So when Paul says, “Rejoice in the Lord always,” those of us who know Lee think that Lee has this one covered. And we think that we don’t have it covered.
“Rejoice” can get translated “be like Lee.”
But when I talked about the conflict between Euodia and Syntyche yesterday, and I mentioned that Paul was going to help us figure out how they might resolve the tension and get back to working together for God, I don’t think the first step is to be like Lee.
That may have been the problem in the first place. Because Lee rejoices in the Lord, but he’s also a happy person. And there are people who rejoice in the Lord and are less outgoingly happy people. And it’s possible for tension to arise in a clash of personalities.

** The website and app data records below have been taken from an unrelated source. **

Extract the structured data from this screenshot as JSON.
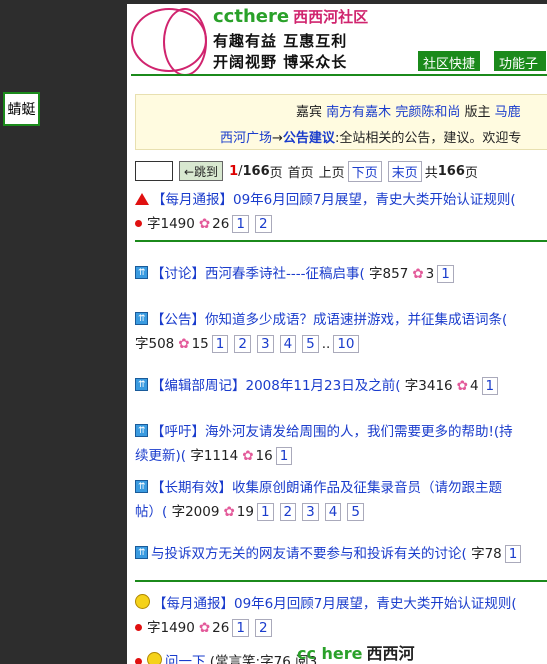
{
  "left_tab": {
    "label": "蜻蜓"
  },
  "header": {
    "brand_en": "ccthere",
    "brand_cn": "西西河社区",
    "slogan1": "有趣有益 互惠互利",
    "slogan2": "开阔视野 博采众长",
    "quick_btn": "社区快捷",
    "sub_btn": "功能子菜"
  },
  "info": {
    "row1": [
      "嘉宾",
      "南方有嘉木",
      "完颜陈和尚",
      "版主",
      "马鹿"
    ],
    "breadcrumb_home": "西河广场",
    "arrow": "→",
    "forum": "公告建议",
    "forum_desc": ":全站相关的公告，建议。欢迎专"
  },
  "pager": {
    "jump_label": "←跳到",
    "current": "1",
    "slash": "/",
    "pages": "166",
    "page_unit": "页",
    "first": "首页",
    "prev": "上页",
    "next": "下页",
    "last": "末页",
    "total_prefix": "共",
    "total": "166",
    "total_suffix": "页"
  },
  "threads": [
    {
      "title": "【每月通报】09年6月回顾7月展望，青史大类开始认证规则(",
      "line2_prefix": "字1490",
      "flowers": "26",
      "pages": [
        "1",
        "2"
      ]
    },
    {
      "title": "【讨论】西河春季诗社----征稿启事(",
      "tail": " 字857",
      "flowers": "3",
      "pages": [
        "1"
      ]
    },
    {
      "title": "【公告】你知道多少成语？成语速拼游戏，并征集成语词条(",
      "line2_prefix": "字508",
      "flowers": "15",
      "pages": [
        "1",
        "2",
        "3",
        "4",
        "5"
      ],
      "ellipsis": "..",
      "last_page": "10"
    },
    {
      "title": "【编辑部周记】2008年11月23日及之前(",
      "tail": " 字3416",
      "flowers": "4",
      "pages": [
        "1"
      ]
    },
    {
      "title": "【呼吁】海外河友请发给周围的人，我们需要更多的帮助!(持",
      "line2_text": "续更新)(",
      "line2_prefix": " 字1114",
      "flowers": "16",
      "pages": [
        "1"
      ]
    },
    {
      "title": "【长期有效】收集原创朗诵作品及征集录音员（请勿跟主题",
      "line2_text": "帖）(",
      "line2_prefix": " 字2009",
      "flowers": "19",
      "pages": [
        "1",
        "2",
        "3",
        "4",
        "5"
      ]
    },
    {
      "title": "与投诉双方无关的网友请不要参与和投诉有关的讨论(",
      "tail": " 字78",
      "pages": [
        "1"
      ]
    },
    {
      "title": "【每月通报】09年6月回顾7月展望，青史大类开始认证规则(",
      "line2_prefix": "字1490",
      "flowers": "26",
      "pages": [
        "1",
        "2"
      ]
    },
    {
      "title": "问一下",
      "tail": " (常言笑:字76 阅3"
    }
  ],
  "flower_icon": "✿",
  "footer": {
    "brand_en": "cc here",
    "brand_cn": "西西河"
  },
  "colors": {
    "accent_green": "#1b8a1b",
    "brand_pink": "#d0246e",
    "link_blue": "#1a3ccc"
  }
}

Like happened when Lee and Michael were on a mission trip together. Lee wakes up smiling. Michael wakes up. I never knew this to be true, but I can imagine Michael quoting Proverbs to Lee one morning: He who blesses his friend with a loud voice early in the morning, It will be reckoned a curse to him.
A way to deal with interpersonal tension is to shift the focus from pleasing or proving each other and turn to finding meaning and identity and satisfaction in the Lord.
Both Lee and Michael did this. In their different ways. And without trying to be each other.
It’s a first step.